WIRED was understandably skeptical when a
In the laboratory, a large sample size (for biophysics studies) was given the Nike Vaporfly 4% prototype, the Nike Zoom Streak 6, and the adidas Adios Boost 2. After each high-caliber runner — all able to run 6.2 miles in under 31 minutes — tested each sneaker, researchers measured how much energy the athletes saved, with an average improvement of 4%. Considering that biomechanist Brian MacIntosh claims that “even a 1.5 percent improvement is regarded as substantial,” it’s easy to see how a 4% improvement is worth praising.

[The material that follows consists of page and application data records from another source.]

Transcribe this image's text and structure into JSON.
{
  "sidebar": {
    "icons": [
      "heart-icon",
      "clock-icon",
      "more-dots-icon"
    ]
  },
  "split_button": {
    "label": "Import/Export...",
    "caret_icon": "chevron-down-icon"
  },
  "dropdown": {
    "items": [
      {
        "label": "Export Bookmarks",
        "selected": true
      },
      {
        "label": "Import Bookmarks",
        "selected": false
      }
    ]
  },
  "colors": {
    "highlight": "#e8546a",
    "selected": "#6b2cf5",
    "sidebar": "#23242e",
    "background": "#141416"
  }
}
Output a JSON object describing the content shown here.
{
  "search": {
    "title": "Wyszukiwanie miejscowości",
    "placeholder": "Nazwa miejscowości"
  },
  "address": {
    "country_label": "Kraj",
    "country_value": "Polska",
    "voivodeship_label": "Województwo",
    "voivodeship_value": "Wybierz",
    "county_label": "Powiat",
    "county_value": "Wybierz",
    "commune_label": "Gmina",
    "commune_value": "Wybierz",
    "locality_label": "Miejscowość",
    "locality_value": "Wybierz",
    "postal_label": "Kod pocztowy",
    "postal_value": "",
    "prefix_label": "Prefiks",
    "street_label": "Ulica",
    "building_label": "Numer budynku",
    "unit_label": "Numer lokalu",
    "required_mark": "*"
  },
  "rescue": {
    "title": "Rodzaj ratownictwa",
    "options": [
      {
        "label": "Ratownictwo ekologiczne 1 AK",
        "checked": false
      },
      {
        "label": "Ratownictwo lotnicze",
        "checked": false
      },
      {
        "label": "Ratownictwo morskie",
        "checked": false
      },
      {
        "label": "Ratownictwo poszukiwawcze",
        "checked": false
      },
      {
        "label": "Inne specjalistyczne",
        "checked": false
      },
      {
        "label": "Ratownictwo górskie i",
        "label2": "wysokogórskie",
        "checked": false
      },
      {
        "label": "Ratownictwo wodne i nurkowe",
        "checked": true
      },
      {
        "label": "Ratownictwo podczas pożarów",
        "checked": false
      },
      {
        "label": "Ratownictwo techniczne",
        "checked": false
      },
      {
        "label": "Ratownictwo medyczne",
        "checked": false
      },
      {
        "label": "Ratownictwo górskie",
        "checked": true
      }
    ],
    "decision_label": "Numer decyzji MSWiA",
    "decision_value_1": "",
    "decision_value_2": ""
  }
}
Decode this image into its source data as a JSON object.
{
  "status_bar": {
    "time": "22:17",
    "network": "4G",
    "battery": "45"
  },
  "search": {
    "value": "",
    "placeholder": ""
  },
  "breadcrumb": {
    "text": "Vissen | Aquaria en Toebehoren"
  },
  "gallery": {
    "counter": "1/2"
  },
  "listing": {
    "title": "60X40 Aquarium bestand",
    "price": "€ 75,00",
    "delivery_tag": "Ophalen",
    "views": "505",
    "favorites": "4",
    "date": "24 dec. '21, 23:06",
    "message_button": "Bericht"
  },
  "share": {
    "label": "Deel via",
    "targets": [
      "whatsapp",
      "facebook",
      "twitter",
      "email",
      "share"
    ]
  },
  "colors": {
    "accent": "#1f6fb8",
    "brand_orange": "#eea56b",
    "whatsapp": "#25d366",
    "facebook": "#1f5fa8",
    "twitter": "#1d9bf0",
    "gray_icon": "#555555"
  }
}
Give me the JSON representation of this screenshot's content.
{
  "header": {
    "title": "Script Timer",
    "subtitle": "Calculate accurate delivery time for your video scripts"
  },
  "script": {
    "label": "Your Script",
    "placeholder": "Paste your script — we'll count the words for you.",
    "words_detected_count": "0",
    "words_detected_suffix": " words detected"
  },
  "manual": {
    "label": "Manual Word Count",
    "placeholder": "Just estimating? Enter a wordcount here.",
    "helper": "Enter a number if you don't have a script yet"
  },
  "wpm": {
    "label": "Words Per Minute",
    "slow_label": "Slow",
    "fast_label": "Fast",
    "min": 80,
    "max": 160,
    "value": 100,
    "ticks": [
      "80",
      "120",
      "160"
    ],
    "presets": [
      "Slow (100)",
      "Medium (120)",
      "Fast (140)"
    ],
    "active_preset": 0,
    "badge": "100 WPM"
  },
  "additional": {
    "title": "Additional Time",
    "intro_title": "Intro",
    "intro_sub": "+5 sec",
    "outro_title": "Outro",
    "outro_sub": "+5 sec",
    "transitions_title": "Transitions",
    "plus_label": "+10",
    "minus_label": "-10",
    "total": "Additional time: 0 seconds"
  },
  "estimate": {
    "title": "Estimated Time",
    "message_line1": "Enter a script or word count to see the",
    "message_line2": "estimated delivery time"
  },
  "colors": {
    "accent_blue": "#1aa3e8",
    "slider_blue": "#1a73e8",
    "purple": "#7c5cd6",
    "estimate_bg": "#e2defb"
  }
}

The Vaporfly returned a whopping 87% of energy expended, nearly 10% more than the adidas shoe. Of course, the experiment was conducted under laboratory conditions and may not directly translate into quantitative improvements on the playing field, but the numbers don’t lie. Check out the whole piece here.
In related news, check out the Swoosh’s history of its Air Max Plus, told by the shoe’s designer.